By Paul T. Mueller –
Sometimes seeing what a performer is overcoming to deliver a performance is as impressive as the performance itself. Early in his Oct. 18 show at Houston’s Heights Theater, singer-songwriter Rodney Crowell announced that he was battling “the mother of all colds.” But despite a voice that often sounded hoarse and strained, and taking an occasional break to cough (“It’s not COVID!”) or swig from a water bottle, he pushed on for nearly two hours, delighting the capacity crowd with signature songs from his long career and readings from his recent book, Word for Word.
Crowell is the closest thing to royalty in country and Americana music, and he looks the part – still slim at 72, with white hair and a vintage black Gibson acoustic. Without a band to back him up, he played and sang with a confidence born of decades onstage, clearly basking in the love of the hometown crowd.
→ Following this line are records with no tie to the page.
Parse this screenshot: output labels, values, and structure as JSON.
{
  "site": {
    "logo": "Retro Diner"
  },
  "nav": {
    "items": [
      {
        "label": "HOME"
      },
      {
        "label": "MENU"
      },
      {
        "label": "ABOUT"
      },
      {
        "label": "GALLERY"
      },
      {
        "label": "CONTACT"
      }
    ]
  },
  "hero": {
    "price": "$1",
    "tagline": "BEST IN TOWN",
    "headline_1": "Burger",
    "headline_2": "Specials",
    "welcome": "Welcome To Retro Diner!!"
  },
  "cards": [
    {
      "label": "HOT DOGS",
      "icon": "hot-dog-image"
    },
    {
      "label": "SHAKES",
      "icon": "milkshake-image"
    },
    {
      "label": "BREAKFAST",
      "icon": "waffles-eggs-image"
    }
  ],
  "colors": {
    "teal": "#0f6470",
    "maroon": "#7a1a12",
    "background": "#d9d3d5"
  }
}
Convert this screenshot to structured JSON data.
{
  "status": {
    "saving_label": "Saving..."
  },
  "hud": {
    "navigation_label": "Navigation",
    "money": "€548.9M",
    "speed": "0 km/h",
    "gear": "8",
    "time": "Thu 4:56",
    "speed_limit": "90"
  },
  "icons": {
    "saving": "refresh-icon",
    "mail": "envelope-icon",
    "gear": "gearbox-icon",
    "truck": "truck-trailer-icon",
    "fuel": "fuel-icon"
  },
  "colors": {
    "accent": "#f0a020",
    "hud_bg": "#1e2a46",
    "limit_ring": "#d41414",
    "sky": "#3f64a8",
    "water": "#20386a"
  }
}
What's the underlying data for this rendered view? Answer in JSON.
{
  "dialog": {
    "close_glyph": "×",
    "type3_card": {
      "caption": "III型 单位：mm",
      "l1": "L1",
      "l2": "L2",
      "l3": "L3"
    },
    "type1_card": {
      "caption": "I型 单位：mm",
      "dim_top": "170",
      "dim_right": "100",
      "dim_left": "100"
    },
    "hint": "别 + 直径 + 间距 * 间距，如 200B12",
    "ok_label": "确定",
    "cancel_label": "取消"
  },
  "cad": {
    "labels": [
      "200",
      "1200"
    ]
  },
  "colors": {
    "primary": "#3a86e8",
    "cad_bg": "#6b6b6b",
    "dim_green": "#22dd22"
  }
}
He led off with “Highway 17,” the tale of a career criminal who buries his ill-gotten gains and spends years in prison dreaming of what he’ll do when he gets out and recovers it – only to find that it’s been forever lost under a newly built interstate highway. Afterward he explained that the song is based on a true story involving a family he knew as a child. “Grandma Loved That Old Man,” about his beloved grandfather and the wife who put up with his faults and flaws, got a similar treatment. And so it went, with fine renditions of instantly recognizable songs interspersed with funny stories about how they came to be, and about how their author became a top-tier songwriter and performer.
The show, something of a career retrospective, included songs from Crowell’s days as a hotshot mainstream Nashville artist (“I Ain’t Living Long Like This,” “She’s Crazy for Leaving,” “ ‘Til I Gain Control Again”) as well as several from his more recent phase as an independent, more introspective artist (“East Houston Blues,” “Anything But Tame,” “Telephone Road,” “I Don’t Care Anymore”).
Crowell won enthusiastic responses for some songs he wrote with or about the late Guy Clark, a good friend of his for decades – “Stuff That Works,” co-written in the wake of his divorce from Rosanne Cash, and “It Ain’t Over Yet,” an imagined conversation between Crowell, Clark and Clark’s wife, Susanna.
After wrapping up the main set with “Please Remember Me,” Crowell acknowledged the standing ovation, put in one final plug for his book (“Christmas is coming, just saying,” he had noted earlier) and finished with “The Flyboy & the Kid” from his Tarpaper Sky album, a song he’d dedicated to Clark.
Health issues notwithstanding, Crowell headed quickly for the venue’s lobby, where he spent quite a while posing for pictures with fans and writing personalized inscriptions in the books they’d bought – and apparently loving every minute of it.